Sullivan said that the BWSC has been studying this for several years, and there is a green infrastructure pilot in East Boston. He also said that BWSC has been working with Boston College for a number of years on their green infrastructure system. He said they are studying how these systems need to be maintained (as well as the cost of maintaining them) as well as when they need to be replaced.
The University of New Hampshire is also running tests in Audubon Circle related to holding “the first inch of rain,” he said.
Sullivan also said that the BWSC has been “working with several people in the South End,” ad after working with the Mayor’s Office, agreed that the “burden” of rallying neighbors for the betterment policy shouldn’t fall on the neighbors. “We’ve all agreed we would do that,” he said, including knocking on doors and making people aware of the program.
Carol Blair, president of Chester Square Neighbors, said there are several private stone and mortar sewers in the neighborhood.

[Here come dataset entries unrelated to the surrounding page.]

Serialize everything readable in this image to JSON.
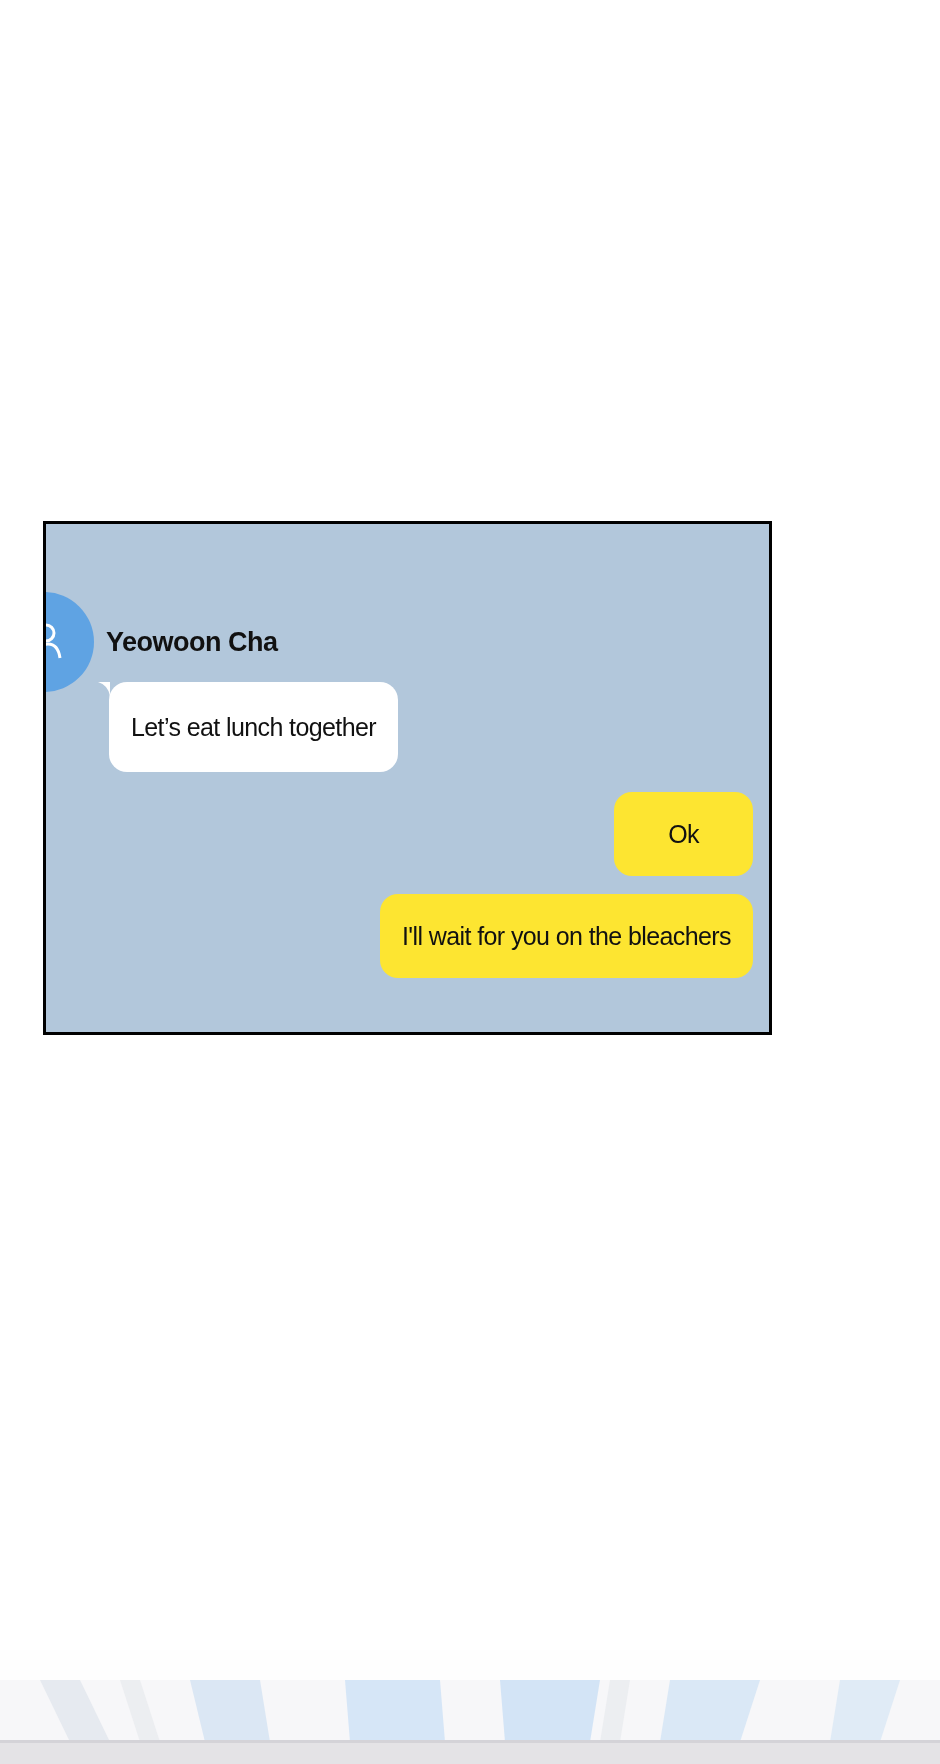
{
  "chat": {
    "contact": {
      "name": "Yeowoon Cha"
    },
    "messages": [
      {
        "text": "Let’s eat lunch together",
        "kind": "incoming"
      },
      {
        "text": "Ok",
        "kind": "outgoing"
      },
      {
        "text": "I'll wait for you on the bleachers",
        "kind": "outgoing"
      }
    ]
  }
}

She also said there are five private alleys “in our small neighborhood,” along with many buildings that are owned by nonprofit organizations that cannot allocate funds to replace the pipes. She also suggested that green infrastructure be installed in the alleys, but a plan needs to be developed “to help figure out how to pay” for these improvements and replacements.

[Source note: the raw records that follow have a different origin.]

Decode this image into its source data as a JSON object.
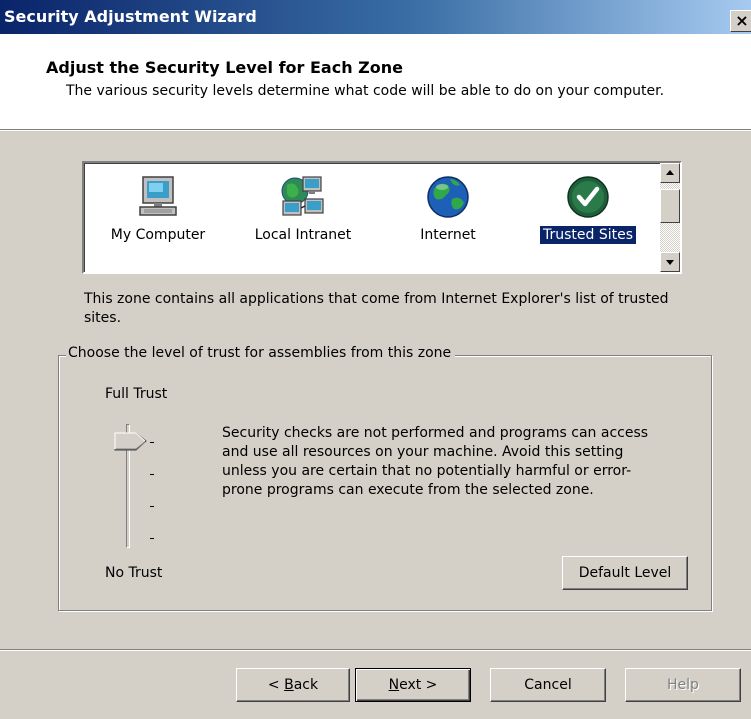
{
  "window": {
    "title": "Security Adjustment Wizard",
    "close_glyph": "×"
  },
  "header": {
    "title": "Adjust the Security Level for Each Zone",
    "subtitle": "The various security levels determine what code will be able to do on your computer."
  },
  "zones": [
    {
      "label": "My Computer",
      "icon": "computer-icon",
      "selected": false
    },
    {
      "label": "Local Intranet",
      "icon": "network-icon",
      "selected": false
    },
    {
      "label": "Internet",
      "icon": "globe-icon",
      "selected": false
    },
    {
      "label": "Trusted Sites",
      "icon": "checkmark-icon",
      "selected": true
    }
  ],
  "zone_description": "This zone contains all applications that come from Internet Explorer's list of trusted sites.",
  "trust_group": {
    "legend": "Choose the level of trust for assemblies from this zone",
    "top_label": "Full Trust",
    "bottom_label": "No Trust",
    "level_description": "Security checks are not performed and programs can access and use all resources on your machine.  Avoid this setting unless you are certain that no potentially harmful or error-prone programs can execute from the selected zone.",
    "default_level_button": "Default Level",
    "slider_levels": 4,
    "slider_selected_level": "Full Trust"
  },
  "buttons": {
    "back_prefix": "< ",
    "back_mnemonic": "B",
    "back_rest": "ack",
    "next_mnemonic": "N",
    "next_rest": "ext >",
    "cancel": "Cancel",
    "help": "Help"
  },
  "colors": {
    "selection": "#0a246a",
    "face": "#d4d0c8"
  }
}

“We need modern sewers to support public health in the City,” she said.
Sullivan said that the BWSC “will take over a sewer if it’s a private alley open to public travel.” It does not own pipes in backyards leading to private driveways. He said he would contact Blair and “see what we can do, what we can’t do, and we’ll proceed from there.”
Simonelli also talked about ways someone can tell if a building has an issue with its pilings. One is if a hole, called a test pit, is purposely dug and examined by an engineer see what the condition of the pilings is, and another is if there are visible “settlement issues” like cracks above windows or doorways, bulges in walls, and uneven floors.
“Thankfully, since I’ve been here, those are far and few between,” Simonelli said.
He said that “in the event the building is compromised and needs to be repaired,” there is no insurance or program to cover the costs of repairs. Simonelli said the “best thing to do proactively” is to address areas that may have a negative impact and install pumps in basements.
He said that some people may not know the history of buildings on pilings, so it’s “important for us to get the word out.”
Martyn Roetter of the Neighborhood Association of the Back Bay (NABB) said that his home on Beacon St. in the Back Bay backs up to a private alley that has no fire hydrants, and he wondered if it was possible for them to be installed.
Sullivan said that there are no public water mains on many of those back alleys, and the BWSC spoke with the fire department “several times,” but it was determined that it would be a “massive, very expensive undertaking to build a public fire protection system back there,” adding that that the fire department said they are still able to fight fires without public connections in these alleys.
Roetter also wondered why the usage of water in the City has declined over the past few decades.
Sullivan said that building codes have changed, and things like more efficient toilets are now standard in the code. “As a public, we’ve also become more educated,” he added, like installing low flow shower heads or turning off the water to shave or brush teeth, but “really it’s the building codes that control that.”
Councilor Flynn said he is going to keep this hearing in committee and may have another hearing on this topic sometime in February or March.
“This is just so fundamental to our City,” Councilor Bok said.